Food businesses around the globe are governed by at least three critical components: people, policies, and processes. Of the three, the one that often gets missed and underestimated is people. The practices observed from farm to fork (or petri dish to platter) are influenced by people. As we are shaped by our unique experiences, we each bring a different viewpoint to the process. In an industry that is bound by compliance, ethics, and transparency, it is of paramount importance for all parties involved to remain objective. Here are a few ways that unconscious biases may manifest themselves during a food safety audit.
Third–party auditors from private institutions sometimes find themselves in a double bind. On the one hand, they are required to remain impartial and report what is witnessed on the field. On the other hand, they aim to foster a healthy business relationship with their clients. Most third-party auditors, for instance, schedule audits at the convenience of their clients (the suppliers), which does not necessarily result in auditing the business as is. In addition, the Food Safety Modernization Act’s definition of a “qualified auditor” makes it challenging to ensure an alignment between the auditing lens applied, the standards against which the audit was conducted, and an unbiased audit report.
One way to circumvent this would be to empower food establishments to schedule (preferably unannounced) food safety audits of their suppliers. Not only would this approach increase transparency, but it would also promote proactive food safety practices instead of reactive ones.
Regional culture impacts the assessment of food safety risks. Auditors may experience language barriers, a lack of cultural awareness, or a combination of both. The caste system, for example, is still prevalent in regions within the Asian subcontinent, such as India, and it influences lines of production and management. A recent study illustrated the correlation between a farmer’s caste and access to agricultural services in India. The results indicate staggering differences based on caste between farmers’ earnings, land development, and the federal resources available to them.
One way to approach cultural differences is to practice mindfulness. It is unrealistic to absorb everything there is to know about a foreign culture prior to the audit. Where possible, asking the right questions, and ensuring that adequate time is spent on the project not only ensures the auditor views the facility with a wider lens, but also highlights opportunities for improvement. In the pursuit of gathering evidence-based data, it important to understand the “why” before assessing the “how.”

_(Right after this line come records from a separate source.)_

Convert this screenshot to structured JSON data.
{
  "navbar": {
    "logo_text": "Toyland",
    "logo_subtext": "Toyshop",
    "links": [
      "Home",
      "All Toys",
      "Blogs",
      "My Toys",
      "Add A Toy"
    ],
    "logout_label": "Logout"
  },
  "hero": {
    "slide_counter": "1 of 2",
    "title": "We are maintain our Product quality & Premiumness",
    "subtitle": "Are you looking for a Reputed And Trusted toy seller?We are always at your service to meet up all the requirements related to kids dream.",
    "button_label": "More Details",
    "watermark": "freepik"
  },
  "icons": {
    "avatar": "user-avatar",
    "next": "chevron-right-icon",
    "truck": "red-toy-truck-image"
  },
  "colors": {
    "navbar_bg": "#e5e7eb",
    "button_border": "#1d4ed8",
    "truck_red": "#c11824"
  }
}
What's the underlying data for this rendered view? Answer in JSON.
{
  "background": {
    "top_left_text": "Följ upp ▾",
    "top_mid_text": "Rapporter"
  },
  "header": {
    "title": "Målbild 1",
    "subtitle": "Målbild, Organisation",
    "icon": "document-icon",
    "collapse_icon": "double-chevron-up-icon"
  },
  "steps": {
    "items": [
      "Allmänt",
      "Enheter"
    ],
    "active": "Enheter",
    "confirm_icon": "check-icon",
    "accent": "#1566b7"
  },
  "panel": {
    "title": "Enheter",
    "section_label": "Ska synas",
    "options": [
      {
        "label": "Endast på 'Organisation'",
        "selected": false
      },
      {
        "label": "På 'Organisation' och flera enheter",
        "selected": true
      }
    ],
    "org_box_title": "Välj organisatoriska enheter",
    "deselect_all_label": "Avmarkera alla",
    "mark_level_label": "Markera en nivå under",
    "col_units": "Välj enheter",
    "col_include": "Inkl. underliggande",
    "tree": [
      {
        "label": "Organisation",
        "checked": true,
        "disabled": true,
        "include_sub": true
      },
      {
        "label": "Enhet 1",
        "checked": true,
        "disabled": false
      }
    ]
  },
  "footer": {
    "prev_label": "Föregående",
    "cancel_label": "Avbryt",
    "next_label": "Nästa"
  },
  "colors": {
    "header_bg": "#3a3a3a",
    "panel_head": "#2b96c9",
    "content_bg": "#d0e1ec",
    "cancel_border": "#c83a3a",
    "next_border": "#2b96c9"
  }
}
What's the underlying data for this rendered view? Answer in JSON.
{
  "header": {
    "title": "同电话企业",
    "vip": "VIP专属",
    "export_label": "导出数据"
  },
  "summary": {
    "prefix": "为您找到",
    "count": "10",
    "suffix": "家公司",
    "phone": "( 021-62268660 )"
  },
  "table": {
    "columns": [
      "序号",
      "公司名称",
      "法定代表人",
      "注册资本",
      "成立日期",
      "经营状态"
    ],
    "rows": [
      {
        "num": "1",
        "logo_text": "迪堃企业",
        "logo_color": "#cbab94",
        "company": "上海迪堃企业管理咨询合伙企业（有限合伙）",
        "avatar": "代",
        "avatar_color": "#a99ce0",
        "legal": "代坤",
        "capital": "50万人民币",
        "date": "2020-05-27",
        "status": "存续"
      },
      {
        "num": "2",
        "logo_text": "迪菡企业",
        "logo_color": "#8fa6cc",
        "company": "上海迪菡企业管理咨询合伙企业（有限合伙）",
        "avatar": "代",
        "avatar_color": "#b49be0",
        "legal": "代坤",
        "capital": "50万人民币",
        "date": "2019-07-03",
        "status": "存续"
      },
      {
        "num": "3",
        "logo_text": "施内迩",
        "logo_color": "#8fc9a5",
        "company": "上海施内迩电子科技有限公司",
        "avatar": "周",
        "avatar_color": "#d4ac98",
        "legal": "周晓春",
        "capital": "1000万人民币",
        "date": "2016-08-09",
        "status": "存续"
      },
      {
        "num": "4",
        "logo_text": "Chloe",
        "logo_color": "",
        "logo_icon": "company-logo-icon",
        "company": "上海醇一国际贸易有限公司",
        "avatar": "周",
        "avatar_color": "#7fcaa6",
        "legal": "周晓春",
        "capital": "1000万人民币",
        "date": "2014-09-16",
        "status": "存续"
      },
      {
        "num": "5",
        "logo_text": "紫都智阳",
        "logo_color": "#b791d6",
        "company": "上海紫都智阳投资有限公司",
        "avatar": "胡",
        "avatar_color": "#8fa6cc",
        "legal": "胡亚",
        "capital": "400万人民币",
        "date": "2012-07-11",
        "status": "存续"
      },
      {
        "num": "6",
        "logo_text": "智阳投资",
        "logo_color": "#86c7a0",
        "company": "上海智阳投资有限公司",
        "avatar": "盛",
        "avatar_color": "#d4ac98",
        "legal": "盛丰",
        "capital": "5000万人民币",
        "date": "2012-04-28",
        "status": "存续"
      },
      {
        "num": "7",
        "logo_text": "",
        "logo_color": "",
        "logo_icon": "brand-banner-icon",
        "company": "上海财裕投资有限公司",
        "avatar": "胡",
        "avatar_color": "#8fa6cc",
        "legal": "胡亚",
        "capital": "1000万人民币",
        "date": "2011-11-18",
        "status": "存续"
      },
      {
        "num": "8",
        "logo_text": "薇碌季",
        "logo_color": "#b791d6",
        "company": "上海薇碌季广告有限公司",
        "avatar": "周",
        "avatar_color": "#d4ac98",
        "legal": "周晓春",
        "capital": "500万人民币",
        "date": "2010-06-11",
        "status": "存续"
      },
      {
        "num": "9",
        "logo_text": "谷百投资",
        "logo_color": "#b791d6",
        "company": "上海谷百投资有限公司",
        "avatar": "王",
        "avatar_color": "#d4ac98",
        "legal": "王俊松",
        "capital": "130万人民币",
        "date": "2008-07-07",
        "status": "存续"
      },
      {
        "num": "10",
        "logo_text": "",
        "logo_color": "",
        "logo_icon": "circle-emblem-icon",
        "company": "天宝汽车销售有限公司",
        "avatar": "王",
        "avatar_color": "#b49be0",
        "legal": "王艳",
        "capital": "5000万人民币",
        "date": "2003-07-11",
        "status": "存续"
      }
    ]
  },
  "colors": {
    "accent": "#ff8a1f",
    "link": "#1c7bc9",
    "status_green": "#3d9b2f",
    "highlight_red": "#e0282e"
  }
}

Although it is impossible to be completely void of unconscious bias, keeping it in check would certainly pave the way for more transparent, ethical, and compliant food safety audits.